Data provided:
------------------------------------------------

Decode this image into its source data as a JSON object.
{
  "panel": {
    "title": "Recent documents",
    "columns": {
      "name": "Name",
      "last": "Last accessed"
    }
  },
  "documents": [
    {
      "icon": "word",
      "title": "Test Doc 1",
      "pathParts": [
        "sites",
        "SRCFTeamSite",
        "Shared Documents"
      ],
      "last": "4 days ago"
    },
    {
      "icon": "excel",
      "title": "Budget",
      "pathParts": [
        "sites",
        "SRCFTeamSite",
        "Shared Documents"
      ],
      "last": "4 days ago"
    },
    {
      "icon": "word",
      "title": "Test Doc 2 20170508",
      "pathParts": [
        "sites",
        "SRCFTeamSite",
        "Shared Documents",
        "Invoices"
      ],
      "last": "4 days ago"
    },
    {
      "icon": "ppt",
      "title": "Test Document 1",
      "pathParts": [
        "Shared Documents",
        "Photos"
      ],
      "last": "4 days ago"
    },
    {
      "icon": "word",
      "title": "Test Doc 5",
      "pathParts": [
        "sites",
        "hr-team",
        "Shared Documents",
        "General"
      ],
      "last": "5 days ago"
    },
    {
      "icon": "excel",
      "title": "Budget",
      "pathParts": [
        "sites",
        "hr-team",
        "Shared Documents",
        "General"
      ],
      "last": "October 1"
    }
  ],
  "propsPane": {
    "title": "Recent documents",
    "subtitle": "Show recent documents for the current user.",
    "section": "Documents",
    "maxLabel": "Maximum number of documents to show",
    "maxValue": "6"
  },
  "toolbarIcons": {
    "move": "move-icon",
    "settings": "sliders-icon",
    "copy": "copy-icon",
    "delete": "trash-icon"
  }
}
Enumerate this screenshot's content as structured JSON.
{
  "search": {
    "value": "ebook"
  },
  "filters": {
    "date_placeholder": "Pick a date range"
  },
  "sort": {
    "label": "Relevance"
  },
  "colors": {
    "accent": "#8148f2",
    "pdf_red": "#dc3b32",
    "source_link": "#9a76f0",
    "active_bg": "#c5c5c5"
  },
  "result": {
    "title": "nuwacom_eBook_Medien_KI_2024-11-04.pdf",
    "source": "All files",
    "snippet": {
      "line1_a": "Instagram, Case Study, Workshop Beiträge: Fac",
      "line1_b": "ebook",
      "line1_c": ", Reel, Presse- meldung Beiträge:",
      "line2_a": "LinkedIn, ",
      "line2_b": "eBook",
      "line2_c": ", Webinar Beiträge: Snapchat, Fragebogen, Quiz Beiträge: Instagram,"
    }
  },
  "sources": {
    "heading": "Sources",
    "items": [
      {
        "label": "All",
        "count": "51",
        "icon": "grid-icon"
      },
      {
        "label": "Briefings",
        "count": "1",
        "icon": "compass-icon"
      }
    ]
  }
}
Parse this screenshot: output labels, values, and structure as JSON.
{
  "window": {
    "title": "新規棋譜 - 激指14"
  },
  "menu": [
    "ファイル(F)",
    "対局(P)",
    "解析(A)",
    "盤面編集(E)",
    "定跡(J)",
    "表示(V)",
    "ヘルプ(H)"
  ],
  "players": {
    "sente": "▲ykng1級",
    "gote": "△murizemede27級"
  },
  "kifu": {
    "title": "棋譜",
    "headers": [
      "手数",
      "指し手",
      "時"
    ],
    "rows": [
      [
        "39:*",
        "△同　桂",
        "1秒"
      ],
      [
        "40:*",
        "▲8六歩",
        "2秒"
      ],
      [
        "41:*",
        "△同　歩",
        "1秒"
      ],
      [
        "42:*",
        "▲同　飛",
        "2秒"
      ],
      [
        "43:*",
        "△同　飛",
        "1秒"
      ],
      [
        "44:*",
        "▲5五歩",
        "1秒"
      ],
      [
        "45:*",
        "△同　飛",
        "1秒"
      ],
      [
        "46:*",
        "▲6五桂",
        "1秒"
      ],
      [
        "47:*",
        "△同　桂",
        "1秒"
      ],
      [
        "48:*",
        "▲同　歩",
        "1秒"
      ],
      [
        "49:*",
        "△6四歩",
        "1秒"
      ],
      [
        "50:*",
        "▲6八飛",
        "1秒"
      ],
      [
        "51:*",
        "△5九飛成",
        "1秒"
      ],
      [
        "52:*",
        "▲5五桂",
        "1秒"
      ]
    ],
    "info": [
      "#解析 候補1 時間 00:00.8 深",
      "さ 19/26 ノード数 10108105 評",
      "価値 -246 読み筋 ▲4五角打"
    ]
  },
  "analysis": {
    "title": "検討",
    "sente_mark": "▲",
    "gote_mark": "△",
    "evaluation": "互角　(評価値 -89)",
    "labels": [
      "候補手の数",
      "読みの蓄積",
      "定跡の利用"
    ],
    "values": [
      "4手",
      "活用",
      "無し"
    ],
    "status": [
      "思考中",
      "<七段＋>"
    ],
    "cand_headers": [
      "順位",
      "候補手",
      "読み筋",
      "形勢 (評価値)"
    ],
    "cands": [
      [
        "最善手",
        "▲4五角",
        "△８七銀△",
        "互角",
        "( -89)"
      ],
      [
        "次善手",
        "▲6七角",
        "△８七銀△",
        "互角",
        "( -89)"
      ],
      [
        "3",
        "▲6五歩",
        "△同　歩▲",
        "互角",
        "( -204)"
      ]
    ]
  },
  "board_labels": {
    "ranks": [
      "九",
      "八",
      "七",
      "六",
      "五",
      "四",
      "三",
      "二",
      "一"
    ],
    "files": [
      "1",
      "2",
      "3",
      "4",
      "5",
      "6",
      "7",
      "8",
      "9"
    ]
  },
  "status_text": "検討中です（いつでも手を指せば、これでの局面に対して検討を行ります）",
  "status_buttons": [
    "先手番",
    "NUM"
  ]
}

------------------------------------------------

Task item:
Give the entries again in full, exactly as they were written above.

Result of the exercise:
Decode this image into its source data as a JSON object.
{
  "panel": {
    "title": "Recent documents",
    "columns": {
      "name": "Name",
      "last": "Last accessed"
    }
  },
  "documents": [
    {
      "icon": "word",
      "title": "Test Doc 1",
      "pathParts": [
        "sites",
        "SRCFTeamSite",
        "Shared Documents"
      ],
      "last": "4 days ago"
    },
    {
      "icon": "excel",
      "title": "Budget",
      "pathParts": [
        "sites",
        "SRCFTeamSite",
        "Shared Documents"
      ],
      "last": "4 days ago"
    },
    {
      "icon": "word",
      "title": "Test Doc 2 20170508",
      "pathParts": [
        "sites",
        "SRCFTeamSite",
        "Shared Documents",
        "Invoices"
      ],
      "last": "4 days ago"
    },
    {
      "icon": "ppt",
      "title": "Test Document 1",
      "pathParts": [
        "Shared Documents",
        "Photos"
      ],
      "last": "4 days ago"
    },
    {
      "icon": "word",
      "title": "Test Doc 5",
      "pathParts": [
        "sites",
        "hr-team",
        "Shared Documents",
        "General"
      ],
      "last": "5 days ago"
    },
    {
      "icon": "excel",
      "title": "Budget",
      "pathParts": [
        "sites",
        "hr-team",
        "Shared Documents",
        "General"
      ],
      "last": "October 1"
    }
  ],
  "propsPane": {
    "title": "Recent documents",
    "subtitle": "Show recent documents for the current user.",
    "section": "Documents",
    "maxLabel": "Maximum number of documents to show",
    "maxValue": "6"
  },
  "toolbarIcons": {
    "move": "move-icon",
    "settings": "sliders-icon",
    "copy": "copy-icon",
    "delete": "trash-icon"
  }
}
Enumerate this screenshot's content as structured JSON.
{
  "search": {
    "value": "ebook"
  },
  "filters": {
    "date_placeholder": "Pick a date range"
  },
  "sort": {
    "label": "Relevance"
  },
  "colors": {
    "accent": "#8148f2",
    "pdf_red": "#dc3b32",
    "source_link": "#9a76f0",
    "active_bg": "#c5c5c5"
  },
  "result": {
    "title": "nuwacom_eBook_Medien_KI_2024-11-04.pdf",
    "source": "All files",
    "snippet": {
      "line1_a": "Instagram, Case Study, Workshop Beiträge: Fac",
      "line1_b": "ebook",
      "line1_c": ", Reel, Presse- meldung Beiträge:",
      "line2_a": "LinkedIn, ",
      "line2_b": "eBook",
      "line2_c": ", Webinar Beiträge: Snapchat, Fragebogen, Quiz Beiträge: Instagram,"
    }
  },
  "sources": {
    "heading": "Sources",
    "items": [
      {
        "label": "All",
        "count": "51",
        "icon": "grid-icon"
      },
      {
        "label": "Briefings",
        "count": "1",
        "icon": "compass-icon"
      }
    ]
  }
}
Parse this screenshot: output labels, values, and structure as JSON.
{
  "window": {
    "title": "新規棋譜 - 激指14"
  },
  "menu": [
    "ファイル(F)",
    "対局(P)",
    "解析(A)",
    "盤面編集(E)",
    "定跡(J)",
    "表示(V)",
    "ヘルプ(H)"
  ],
  "players": {
    "sente": "▲ykng1級",
    "gote": "△murizemede27級"
  },
  "kifu": {
    "title": "棋譜",
    "headers": [
      "手数",
      "指し手",
      "時"
    ],
    "rows": [
      [
        "39:*",
        "△同　桂",
        "1秒"
      ],
      [
        "40:*",
        "▲8六歩",
        "2秒"
      ],
      [
        "41:*",
        "△同　歩",
        "1秒"
      ],
      [
        "42:*",
        "▲同　飛",
        "2秒"
      ],
      [
        "43:*",
        "△同　飛",
        "1秒"
      ],
      [
        "44:*",
        "▲5五歩",
        "1秒"
      ],
      [
        "45:*",
        "△同　飛",
        "1秒"
      ],
      [
        "46:*",
        "▲6五桂",
        "1秒"
      ],
      [
        "47:*",
        "△同　桂",
        "1秒"
      ],
      [
        "48:*",
        "▲同　歩",
        "1秒"
      ],
      [
        "49:*",
        "△6四歩",
        "1秒"
      ],
      [
        "50:*",
        "▲6八飛",
        "1秒"
      ],
      [
        "51:*",
        "△5九飛成",
        "1秒"
      ],
      [
        "52:*",
        "▲5五桂",
        "1秒"
      ]
    ],
    "info": [
      "#解析 候補1 時間 00:00.8 深",
      "さ 19/26 ノード数 10108105 評",
      "価値 -246 読み筋 ▲4五角打"
    ]
  },
  "analysis": {
    "title": "検討",
    "sente_mark": "▲",
    "gote_mark": "△",
    "evaluation": "互角　(評価値 -89)",
    "labels": [
      "候補手の数",
      "読みの蓄積",
      "定跡の利用"
    ],
    "values": [
      "4手",
      "活用",
      "無し"
    ],
    "status": [
      "思考中",
      "<七段＋>"
    ],
    "cand_headers": [
      "順位",
      "候補手",
      "読み筋",
      "形勢 (評価値)"
    ],
    "cands": [
      [
        "最善手",
        "▲4五角",
        "△８七銀△",
        "互角",
        "( -89)"
      ],
      [
        "次善手",
        "▲6七角",
        "△８七銀△",
        "互角",
        "( -89)"
      ],
      [
        "3",
        "▲6五歩",
        "△同　歩▲",
        "互角",
        "( -204)"
      ]
    ]
  },
  "board_labels": {
    "ranks": [
      "九",
      "八",
      "七",
      "六",
      "五",
      "四",
      "三",
      "二",
      "一"
    ],
    "files": [
      "1",
      "2",
      "3",
      "4",
      "5",
      "6",
      "7",
      "8",
      "9"
    ]
  },
  "status_text": "検討中です（いつでも手を指せば、これでの局面に対して検討を行ります）",
  "status_buttons": [
    "先手番",
    "NUM"
  ]
}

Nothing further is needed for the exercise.